- Dr. Sixt Wetzler (Deutsches Klingenmuseum Solingen)
Fighting as a social practice and as a mode of interpersonal interaction is omnipresent in historical tradition. In addition to various forms of violent confrontation, normed forms of fighting as well as friendly fighting competitions can be observed throughout the ages. They were (and still are) part of a recreational and sports culture, have contributed to the creation of communities and are part of the articulation of gendered identities and the representation of social status. Nevertheless, fighting has yet to be examined in an overarching, systematic and historical perspective. So far, scholarly discourse has treated fighting practices in a compartmentalized way: as a means to resolve conflicts (political history), as an expression of violence (research in the history of violence and crime, sociology of violence), as an object of military history or sports science, and as a specialized topic examining concrete historical contexts (e.g. medieval judicial duels, tournaments, and fencing schools, early modern duels). This sectoral separation, usually associated with a categorical differentiation between violent and normative / playful forms of fighting, prohibits a systematic reconstruction of the entangled history of the transfer of knowledge and bodily practices.
This conference, by contrast, focuses on the structural similarities, knowledge systems and discourses as well as the material foundations of fighting practices. “Fighting”, in this context, is understood literally, without any metaphorical connotation, as a tangible confrontation between human actors. As such, fighting permeates all strata of society as a historically and culturally variable practice and experience. It is a polysemic phenomenon and takes various forms. The conference’s objective is to explore its dimensions in a historical perspective, to test different methodological approaches across epochs and to define common areas of interest for future research.

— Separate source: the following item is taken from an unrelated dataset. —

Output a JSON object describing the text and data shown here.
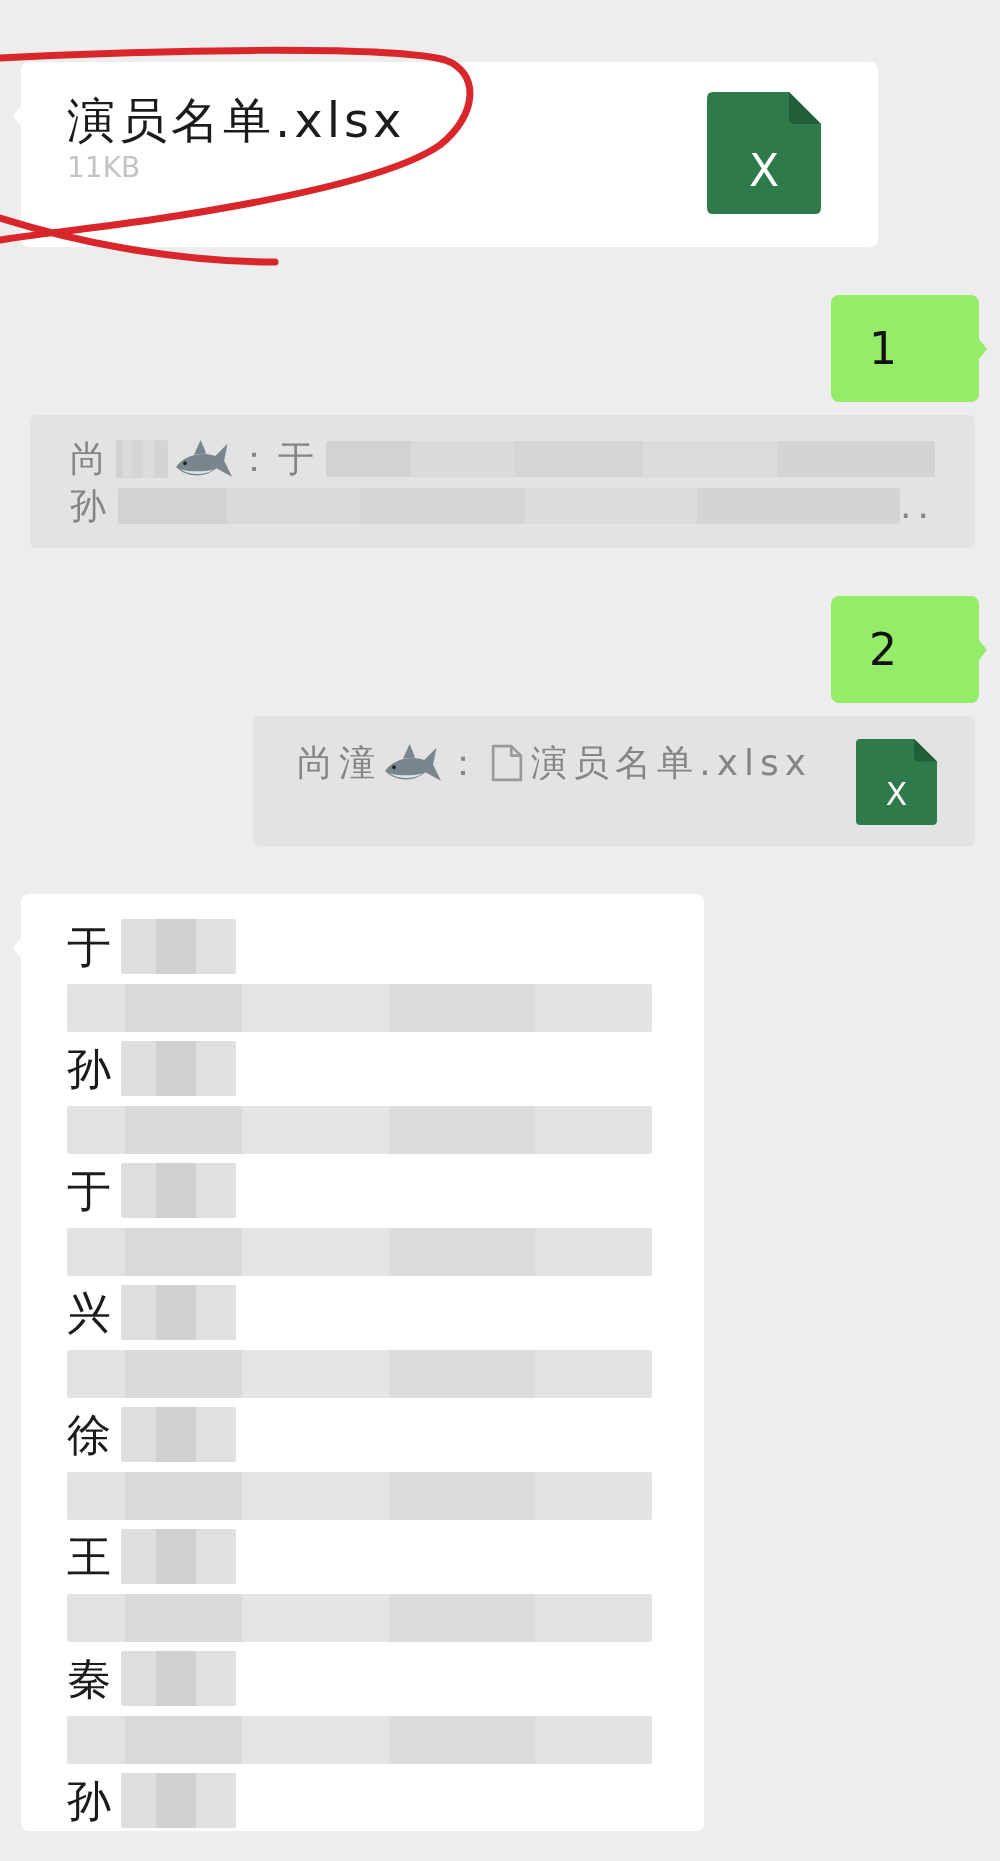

To achieve this goal, three analytical perspectives will be linked: Firstly, the praxeological perspective, which aims at reconstructing fighting practices in terms of their framework (persons involved, modalities, contemporary norms and sanctions), investigating how these practices were symbolically charged and reconstructing their significance in processes of social stratification. Secondly, the conference will question the topic from the perspective of the history of knowledge, tracing the resources and reservoirs of knowledges on combat. Thirdly, it will adopt a perspective developed to investigate the history of the body, asking what kind of physicalities were created by fighting practices (embodiment of knowledge).
The human body stands at the nexus of all three perspectives. It represents the conditio sine qua non of combative interaction. Its materiality determines the vulnerability of every body as well as its potential to mete out pain and violence onto others (Sofsky 2005). This materiality of human existence renders struggle and violence into a resource, which in principle is available to every individual. Yet the productivity of fighting (knowledge and practices) can only be understood fully by going beyond a narrow conception of fighting as a phenomenon of violence or violentia. Instead, the productivity of this corporeal practice has to be taken into account as well. To capture this characteristic, we employ a conceptual framework developed in feminist theory, gender and queer studies (Braidotti 2002, Ahmed 2008, Netzwerk Körper in den Kulturwissenschaften 2012) and consider the human body as a cultural artifact, articulated through the complex interaction of physical structure (heredity, abilities), social practices, and corporeal knowledge. In line with current sociological accounts coming from the field of theatre and performance studies, techniques are understood as "transmissible and repeatable
knowledge of relatively reliable possibilities afforded by human embodiment" (Spatz 2015) and thus conceived as a form of knowledge which affects and structures individual bodies, but also spreads from one body to another.
This conference is supported by: